:: EXERCISE ::
Check each line of the records below for the word "faktury" and give the number of lines that have it, with nothing added.

(Dataset items)
★ ★ ★ ★ ★

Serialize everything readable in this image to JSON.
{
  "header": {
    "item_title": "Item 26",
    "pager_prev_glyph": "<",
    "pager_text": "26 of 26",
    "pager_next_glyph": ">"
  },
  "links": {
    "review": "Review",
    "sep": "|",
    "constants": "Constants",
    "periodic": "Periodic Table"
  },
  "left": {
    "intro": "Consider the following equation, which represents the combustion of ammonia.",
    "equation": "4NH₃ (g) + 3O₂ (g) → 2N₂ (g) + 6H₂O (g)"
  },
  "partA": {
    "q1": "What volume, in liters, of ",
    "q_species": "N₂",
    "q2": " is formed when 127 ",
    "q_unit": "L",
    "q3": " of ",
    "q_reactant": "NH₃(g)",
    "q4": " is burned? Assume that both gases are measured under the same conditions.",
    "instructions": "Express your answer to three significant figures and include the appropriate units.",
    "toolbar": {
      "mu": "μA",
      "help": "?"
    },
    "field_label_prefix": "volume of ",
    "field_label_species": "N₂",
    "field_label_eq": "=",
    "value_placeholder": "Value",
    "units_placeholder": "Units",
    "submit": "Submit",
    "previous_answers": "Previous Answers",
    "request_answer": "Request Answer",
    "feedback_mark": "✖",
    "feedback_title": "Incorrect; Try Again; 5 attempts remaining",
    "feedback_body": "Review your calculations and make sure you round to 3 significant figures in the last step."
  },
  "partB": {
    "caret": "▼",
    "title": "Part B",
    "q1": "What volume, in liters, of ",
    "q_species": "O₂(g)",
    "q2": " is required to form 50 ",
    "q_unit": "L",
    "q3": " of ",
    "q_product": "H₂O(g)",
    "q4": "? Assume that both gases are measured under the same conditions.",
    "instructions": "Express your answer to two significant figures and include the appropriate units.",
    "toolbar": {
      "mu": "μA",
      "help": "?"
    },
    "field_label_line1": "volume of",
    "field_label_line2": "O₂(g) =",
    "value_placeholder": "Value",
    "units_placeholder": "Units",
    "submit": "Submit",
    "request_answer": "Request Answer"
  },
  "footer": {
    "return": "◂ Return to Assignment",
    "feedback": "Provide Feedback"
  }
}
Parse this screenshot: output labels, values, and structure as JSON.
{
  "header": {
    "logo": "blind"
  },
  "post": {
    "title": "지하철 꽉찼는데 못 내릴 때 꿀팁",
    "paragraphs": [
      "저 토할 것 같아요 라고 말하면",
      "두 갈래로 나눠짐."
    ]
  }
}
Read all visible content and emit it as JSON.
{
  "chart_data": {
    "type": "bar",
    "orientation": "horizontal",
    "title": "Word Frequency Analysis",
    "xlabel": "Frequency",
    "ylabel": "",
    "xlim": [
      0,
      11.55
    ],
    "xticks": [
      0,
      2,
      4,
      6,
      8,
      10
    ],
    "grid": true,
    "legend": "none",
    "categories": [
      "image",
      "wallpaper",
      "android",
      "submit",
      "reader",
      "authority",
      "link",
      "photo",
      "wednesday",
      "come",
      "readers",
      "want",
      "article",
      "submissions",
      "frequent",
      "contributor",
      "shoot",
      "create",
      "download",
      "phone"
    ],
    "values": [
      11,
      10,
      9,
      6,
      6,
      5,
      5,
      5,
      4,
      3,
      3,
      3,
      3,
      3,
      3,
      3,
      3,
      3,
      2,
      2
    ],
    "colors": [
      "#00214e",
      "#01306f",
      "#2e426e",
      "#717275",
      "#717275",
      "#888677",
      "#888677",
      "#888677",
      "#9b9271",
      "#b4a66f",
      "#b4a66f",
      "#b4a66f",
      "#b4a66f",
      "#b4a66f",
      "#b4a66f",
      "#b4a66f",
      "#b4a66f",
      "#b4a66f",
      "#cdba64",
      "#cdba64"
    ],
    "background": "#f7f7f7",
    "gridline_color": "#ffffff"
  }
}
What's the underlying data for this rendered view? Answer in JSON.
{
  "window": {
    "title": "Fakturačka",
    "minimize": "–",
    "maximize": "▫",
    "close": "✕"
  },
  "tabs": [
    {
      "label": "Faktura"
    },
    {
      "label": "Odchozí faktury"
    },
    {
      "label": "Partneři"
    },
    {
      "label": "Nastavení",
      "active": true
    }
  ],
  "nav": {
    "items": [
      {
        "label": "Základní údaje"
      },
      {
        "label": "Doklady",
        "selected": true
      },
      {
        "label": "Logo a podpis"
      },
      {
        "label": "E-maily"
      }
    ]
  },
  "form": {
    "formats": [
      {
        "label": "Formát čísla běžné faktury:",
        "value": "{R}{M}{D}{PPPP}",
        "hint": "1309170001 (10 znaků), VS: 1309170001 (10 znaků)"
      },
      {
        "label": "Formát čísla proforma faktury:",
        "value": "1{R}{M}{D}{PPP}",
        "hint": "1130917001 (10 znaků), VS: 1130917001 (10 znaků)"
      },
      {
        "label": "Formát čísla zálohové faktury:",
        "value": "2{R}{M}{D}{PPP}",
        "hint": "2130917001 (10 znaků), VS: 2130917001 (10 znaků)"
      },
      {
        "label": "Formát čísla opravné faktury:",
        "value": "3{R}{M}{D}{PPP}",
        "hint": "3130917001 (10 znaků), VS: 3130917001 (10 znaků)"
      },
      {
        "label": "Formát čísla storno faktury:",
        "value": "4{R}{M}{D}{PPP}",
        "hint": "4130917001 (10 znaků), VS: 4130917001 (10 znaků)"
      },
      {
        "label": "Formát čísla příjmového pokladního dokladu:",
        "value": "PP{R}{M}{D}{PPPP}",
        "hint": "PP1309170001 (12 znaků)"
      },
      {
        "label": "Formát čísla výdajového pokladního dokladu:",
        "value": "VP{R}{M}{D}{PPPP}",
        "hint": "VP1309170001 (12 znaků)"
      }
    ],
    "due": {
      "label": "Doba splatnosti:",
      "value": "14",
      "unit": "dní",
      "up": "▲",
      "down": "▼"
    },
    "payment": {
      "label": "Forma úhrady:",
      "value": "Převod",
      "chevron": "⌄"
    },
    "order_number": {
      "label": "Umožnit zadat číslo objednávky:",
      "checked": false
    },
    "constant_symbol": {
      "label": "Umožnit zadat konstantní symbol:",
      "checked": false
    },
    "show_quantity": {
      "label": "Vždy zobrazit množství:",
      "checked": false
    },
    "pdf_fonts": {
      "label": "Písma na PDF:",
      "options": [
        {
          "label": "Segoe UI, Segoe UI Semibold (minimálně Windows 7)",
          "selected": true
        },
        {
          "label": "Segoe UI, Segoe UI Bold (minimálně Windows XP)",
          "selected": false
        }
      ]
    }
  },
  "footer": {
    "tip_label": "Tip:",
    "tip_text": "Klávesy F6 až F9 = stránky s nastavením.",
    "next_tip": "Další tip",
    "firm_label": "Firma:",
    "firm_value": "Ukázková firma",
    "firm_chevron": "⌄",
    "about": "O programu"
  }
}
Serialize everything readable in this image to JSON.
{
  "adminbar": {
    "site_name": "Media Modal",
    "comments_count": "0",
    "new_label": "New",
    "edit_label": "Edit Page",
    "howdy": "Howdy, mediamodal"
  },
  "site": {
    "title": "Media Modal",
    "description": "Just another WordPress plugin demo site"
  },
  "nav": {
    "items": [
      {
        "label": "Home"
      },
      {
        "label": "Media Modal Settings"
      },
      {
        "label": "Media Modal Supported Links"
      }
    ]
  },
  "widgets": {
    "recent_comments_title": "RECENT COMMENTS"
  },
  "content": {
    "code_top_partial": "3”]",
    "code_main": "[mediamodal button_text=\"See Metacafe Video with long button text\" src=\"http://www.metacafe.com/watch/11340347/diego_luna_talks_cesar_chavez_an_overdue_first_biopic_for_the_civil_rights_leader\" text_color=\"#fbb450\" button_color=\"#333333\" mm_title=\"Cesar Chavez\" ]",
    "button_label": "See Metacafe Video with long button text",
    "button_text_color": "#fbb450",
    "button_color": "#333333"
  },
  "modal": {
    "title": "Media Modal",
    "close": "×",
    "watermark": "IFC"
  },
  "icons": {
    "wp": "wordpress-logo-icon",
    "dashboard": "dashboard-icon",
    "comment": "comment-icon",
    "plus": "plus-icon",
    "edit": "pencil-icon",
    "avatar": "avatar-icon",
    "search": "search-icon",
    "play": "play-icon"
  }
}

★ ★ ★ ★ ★

:: OUTPUT FOR THIS EXERCISE ::
6